Items from an interface collection
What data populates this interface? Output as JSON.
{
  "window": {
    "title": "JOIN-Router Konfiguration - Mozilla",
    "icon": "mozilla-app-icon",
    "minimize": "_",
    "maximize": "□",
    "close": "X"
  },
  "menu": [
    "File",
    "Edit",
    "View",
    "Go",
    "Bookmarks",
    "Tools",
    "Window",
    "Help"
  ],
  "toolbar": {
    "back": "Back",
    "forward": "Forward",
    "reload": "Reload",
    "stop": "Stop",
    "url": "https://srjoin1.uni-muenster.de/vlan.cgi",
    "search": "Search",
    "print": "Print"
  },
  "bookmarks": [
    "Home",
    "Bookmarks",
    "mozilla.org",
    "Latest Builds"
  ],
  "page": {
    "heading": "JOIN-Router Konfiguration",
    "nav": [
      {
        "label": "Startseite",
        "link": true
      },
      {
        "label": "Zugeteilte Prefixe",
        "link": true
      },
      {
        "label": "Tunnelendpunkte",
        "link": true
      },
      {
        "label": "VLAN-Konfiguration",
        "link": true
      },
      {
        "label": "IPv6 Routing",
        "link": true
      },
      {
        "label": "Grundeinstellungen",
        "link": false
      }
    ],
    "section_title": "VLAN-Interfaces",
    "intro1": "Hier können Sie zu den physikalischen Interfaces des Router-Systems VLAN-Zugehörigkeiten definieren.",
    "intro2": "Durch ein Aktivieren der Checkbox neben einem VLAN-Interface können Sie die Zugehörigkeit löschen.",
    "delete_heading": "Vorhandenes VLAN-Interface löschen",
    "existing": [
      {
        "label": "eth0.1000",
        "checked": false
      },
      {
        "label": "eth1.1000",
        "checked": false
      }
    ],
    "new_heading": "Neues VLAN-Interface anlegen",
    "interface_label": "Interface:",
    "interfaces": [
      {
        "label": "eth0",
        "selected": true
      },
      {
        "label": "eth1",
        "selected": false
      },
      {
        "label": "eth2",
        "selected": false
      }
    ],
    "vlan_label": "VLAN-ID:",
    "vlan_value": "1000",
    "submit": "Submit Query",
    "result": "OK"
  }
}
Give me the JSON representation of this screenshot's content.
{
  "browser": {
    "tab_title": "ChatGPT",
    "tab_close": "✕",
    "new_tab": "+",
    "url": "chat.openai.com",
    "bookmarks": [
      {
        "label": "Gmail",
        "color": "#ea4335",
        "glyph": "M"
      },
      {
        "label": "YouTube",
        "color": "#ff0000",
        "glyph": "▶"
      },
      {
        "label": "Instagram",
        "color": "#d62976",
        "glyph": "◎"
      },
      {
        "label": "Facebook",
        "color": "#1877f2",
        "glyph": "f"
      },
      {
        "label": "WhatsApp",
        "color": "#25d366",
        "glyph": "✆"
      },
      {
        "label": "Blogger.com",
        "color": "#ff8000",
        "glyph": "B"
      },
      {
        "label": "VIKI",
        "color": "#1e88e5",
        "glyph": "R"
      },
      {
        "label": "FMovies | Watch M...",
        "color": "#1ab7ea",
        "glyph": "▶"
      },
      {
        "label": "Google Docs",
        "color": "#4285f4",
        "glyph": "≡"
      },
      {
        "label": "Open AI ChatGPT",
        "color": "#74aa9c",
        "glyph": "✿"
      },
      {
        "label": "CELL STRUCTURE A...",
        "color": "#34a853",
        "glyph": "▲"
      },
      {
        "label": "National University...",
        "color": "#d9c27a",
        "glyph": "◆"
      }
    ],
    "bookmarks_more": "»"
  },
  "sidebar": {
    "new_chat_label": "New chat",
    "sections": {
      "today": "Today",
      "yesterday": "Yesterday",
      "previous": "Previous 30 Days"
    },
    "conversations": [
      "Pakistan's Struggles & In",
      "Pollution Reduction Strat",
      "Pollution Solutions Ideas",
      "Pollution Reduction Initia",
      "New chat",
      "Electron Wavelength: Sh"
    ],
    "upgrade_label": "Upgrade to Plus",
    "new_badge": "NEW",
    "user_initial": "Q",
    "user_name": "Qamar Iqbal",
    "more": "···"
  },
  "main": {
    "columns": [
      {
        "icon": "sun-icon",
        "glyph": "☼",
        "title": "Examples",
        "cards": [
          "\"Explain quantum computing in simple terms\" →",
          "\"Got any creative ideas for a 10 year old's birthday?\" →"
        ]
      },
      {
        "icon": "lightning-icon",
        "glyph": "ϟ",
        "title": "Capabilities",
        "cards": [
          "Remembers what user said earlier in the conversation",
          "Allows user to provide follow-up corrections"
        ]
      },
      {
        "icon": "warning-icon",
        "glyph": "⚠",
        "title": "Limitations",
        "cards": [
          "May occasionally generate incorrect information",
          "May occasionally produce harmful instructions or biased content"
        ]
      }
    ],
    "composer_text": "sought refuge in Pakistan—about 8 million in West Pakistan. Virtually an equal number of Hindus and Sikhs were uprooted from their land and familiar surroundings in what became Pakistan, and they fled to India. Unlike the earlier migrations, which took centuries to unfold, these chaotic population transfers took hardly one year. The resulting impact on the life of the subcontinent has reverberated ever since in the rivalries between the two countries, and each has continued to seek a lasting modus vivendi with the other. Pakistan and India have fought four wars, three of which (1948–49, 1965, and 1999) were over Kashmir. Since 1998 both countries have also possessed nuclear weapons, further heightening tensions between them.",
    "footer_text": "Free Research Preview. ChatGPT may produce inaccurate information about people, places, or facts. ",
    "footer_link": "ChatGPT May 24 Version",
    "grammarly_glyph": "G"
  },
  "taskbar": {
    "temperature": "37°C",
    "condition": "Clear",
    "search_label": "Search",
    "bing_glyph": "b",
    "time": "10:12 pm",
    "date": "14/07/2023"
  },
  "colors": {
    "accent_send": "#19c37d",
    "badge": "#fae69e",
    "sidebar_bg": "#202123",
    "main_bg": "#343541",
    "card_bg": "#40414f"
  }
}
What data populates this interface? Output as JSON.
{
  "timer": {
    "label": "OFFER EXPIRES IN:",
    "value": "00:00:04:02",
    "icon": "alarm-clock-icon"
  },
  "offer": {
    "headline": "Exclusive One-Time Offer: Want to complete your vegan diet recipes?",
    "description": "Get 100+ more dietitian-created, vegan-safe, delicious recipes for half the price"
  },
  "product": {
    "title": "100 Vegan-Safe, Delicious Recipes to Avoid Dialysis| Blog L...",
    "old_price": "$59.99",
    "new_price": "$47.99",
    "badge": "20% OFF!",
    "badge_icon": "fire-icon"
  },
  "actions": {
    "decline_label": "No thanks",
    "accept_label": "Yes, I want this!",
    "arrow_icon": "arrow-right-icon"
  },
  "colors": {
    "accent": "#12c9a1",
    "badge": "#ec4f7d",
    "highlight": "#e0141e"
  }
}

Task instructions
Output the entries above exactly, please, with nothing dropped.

Answer to this problem
What data populates this interface? Output as JSON.
{
  "window": {
    "title": "JOIN-Router Konfiguration - Mozilla",
    "icon": "mozilla-app-icon",
    "minimize": "_",
    "maximize": "□",
    "close": "X"
  },
  "menu": [
    "File",
    "Edit",
    "View",
    "Go",
    "Bookmarks",
    "Tools",
    "Window",
    "Help"
  ],
  "toolbar": {
    "back": "Back",
    "forward": "Forward",
    "reload": "Reload",
    "stop": "Stop",
    "url": "https://srjoin1.uni-muenster.de/vlan.cgi",
    "search": "Search",
    "print": "Print"
  },
  "bookmarks": [
    "Home",
    "Bookmarks",
    "mozilla.org",
    "Latest Builds"
  ],
  "page": {
    "heading": "JOIN-Router Konfiguration",
    "nav": [
      {
        "label": "Startseite",
        "link": true
      },
      {
        "label": "Zugeteilte Prefixe",
        "link": true
      },
      {
        "label": "Tunnelendpunkte",
        "link": true
      },
      {
        "label": "VLAN-Konfiguration",
        "link": true
      },
      {
        "label": "IPv6 Routing",
        "link": true
      },
      {
        "label": "Grundeinstellungen",
        "link": false
      }
    ],
    "section_title": "VLAN-Interfaces",
    "intro1": "Hier können Sie zu den physikalischen Interfaces des Router-Systems VLAN-Zugehörigkeiten definieren.",
    "intro2": "Durch ein Aktivieren der Checkbox neben einem VLAN-Interface können Sie die Zugehörigkeit löschen.",
    "delete_heading": "Vorhandenes VLAN-Interface löschen",
    "existing": [
      {
        "label": "eth0.1000",
        "checked": false
      },
      {
        "label": "eth1.1000",
        "checked": false
      }
    ],
    "new_heading": "Neues VLAN-Interface anlegen",
    "interface_label": "Interface:",
    "interfaces": [
      {
        "label": "eth0",
        "selected": true
      },
      {
        "label": "eth1",
        "selected": false
      },
      {
        "label": "eth2",
        "selected": false
      }
    ],
    "vlan_label": "VLAN-ID:",
    "vlan_value": "1000",
    "submit": "Submit Query",
    "result": "OK"
  }
}
Give me the JSON representation of this screenshot's content.
{
  "browser": {
    "tab_title": "ChatGPT",
    "tab_close": "✕",
    "new_tab": "+",
    "url": "chat.openai.com",
    "bookmarks": [
      {
        "label": "Gmail",
        "color": "#ea4335",
        "glyph": "M"
      },
      {
        "label": "YouTube",
        "color": "#ff0000",
        "glyph": "▶"
      },
      {
        "label": "Instagram",
        "color": "#d62976",
        "glyph": "◎"
      },
      {
        "label": "Facebook",
        "color": "#1877f2",
        "glyph": "f"
      },
      {
        "label": "WhatsApp",
        "color": "#25d366",
        "glyph": "✆"
      },
      {
        "label": "Blogger.com",
        "color": "#ff8000",
        "glyph": "B"
      },
      {
        "label": "VIKI",
        "color": "#1e88e5",
        "glyph": "R"
      },
      {
        "label": "FMovies | Watch M...",
        "color": "#1ab7ea",
        "glyph": "▶"
      },
      {
        "label": "Google Docs",
        "color": "#4285f4",
        "glyph": "≡"
      },
      {
        "label": "Open AI ChatGPT",
        "color": "#74aa9c",
        "glyph": "✿"
      },
      {
        "label": "CELL STRUCTURE A...",
        "color": "#34a853",
        "glyph": "▲"
      },
      {
        "label": "National University...",
        "color": "#d9c27a",
        "glyph": "◆"
      }
    ],
    "bookmarks_more": "»"
  },
  "sidebar": {
    "new_chat_label": "New chat",
    "sections": {
      "today": "Today",
      "yesterday": "Yesterday",
      "previous": "Previous 30 Days"
    },
    "conversations": [
      "Pakistan's Struggles & In",
      "Pollution Reduction Strat",
      "Pollution Solutions Ideas",
      "Pollution Reduction Initia",
      "New chat",
      "Electron Wavelength: Sh"
    ],
    "upgrade_label": "Upgrade to Plus",
    "new_badge": "NEW",
    "user_initial": "Q",
    "user_name": "Qamar Iqbal",
    "more": "···"
  },
  "main": {
    "columns": [
      {
        "icon": "sun-icon",
        "glyph": "☼",
        "title": "Examples",
        "cards": [
          "\"Explain quantum computing in simple terms\" →",
          "\"Got any creative ideas for a 10 year old's birthday?\" →"
        ]
      },
      {
        "icon": "lightning-icon",
        "glyph": "ϟ",
        "title": "Capabilities",
        "cards": [
          "Remembers what user said earlier in the conversation",
          "Allows user to provide follow-up corrections"
        ]
      },
      {
        "icon": "warning-icon",
        "glyph": "⚠",
        "title": "Limitations",
        "cards": [
          "May occasionally generate incorrect information",
          "May occasionally produce harmful instructions or biased content"
        ]
      }
    ],
    "composer_text": "sought refuge in Pakistan—about 8 million in West Pakistan. Virtually an equal number of Hindus and Sikhs were uprooted from their land and familiar surroundings in what became Pakistan, and they fled to India. Unlike the earlier migrations, which took centuries to unfold, these chaotic population transfers took hardly one year. The resulting impact on the life of the subcontinent has reverberated ever since in the rivalries between the two countries, and each has continued to seek a lasting modus vivendi with the other. Pakistan and India have fought four wars, three of which (1948–49, 1965, and 1999) were over Kashmir. Since 1998 both countries have also possessed nuclear weapons, further heightening tensions between them.",
    "footer_text": "Free Research Preview. ChatGPT may produce inaccurate information about people, places, or facts. ",
    "footer_link": "ChatGPT May 24 Version",
    "grammarly_glyph": "G"
  },
  "taskbar": {
    "temperature": "37°C",
    "condition": "Clear",
    "search_label": "Search",
    "bing_glyph": "b",
    "time": "10:12 pm",
    "date": "14/07/2023"
  },
  "colors": {
    "accent_send": "#19c37d",
    "badge": "#fae69e",
    "sidebar_bg": "#202123",
    "main_bg": "#343541",
    "card_bg": "#40414f"
  }
}
What data populates this interface? Output as JSON.
{
  "timer": {
    "label": "OFFER EXPIRES IN:",
    "value": "00:00:04:02",
    "icon": "alarm-clock-icon"
  },
  "offer": {
    "headline": "Exclusive One-Time Offer: Want to complete your vegan diet recipes?",
    "description": "Get 100+ more dietitian-created, vegan-safe, delicious recipes for half the price"
  },
  "product": {
    "title": "100 Vegan-Safe, Delicious Recipes to Avoid Dialysis| Blog L...",
    "old_price": "$59.99",
    "new_price": "$47.99",
    "badge": "20% OFF!",
    "badge_icon": "fire-icon"
  },
  "actions": {
    "decline_label": "No thanks",
    "accept_label": "Yes, I want this!",
    "arrow_icon": "arrow-right-icon"
  },
  "colors": {
    "accent": "#12c9a1",
    "badge": "#ec4f7d",
    "highlight": "#e0141e"
  }
}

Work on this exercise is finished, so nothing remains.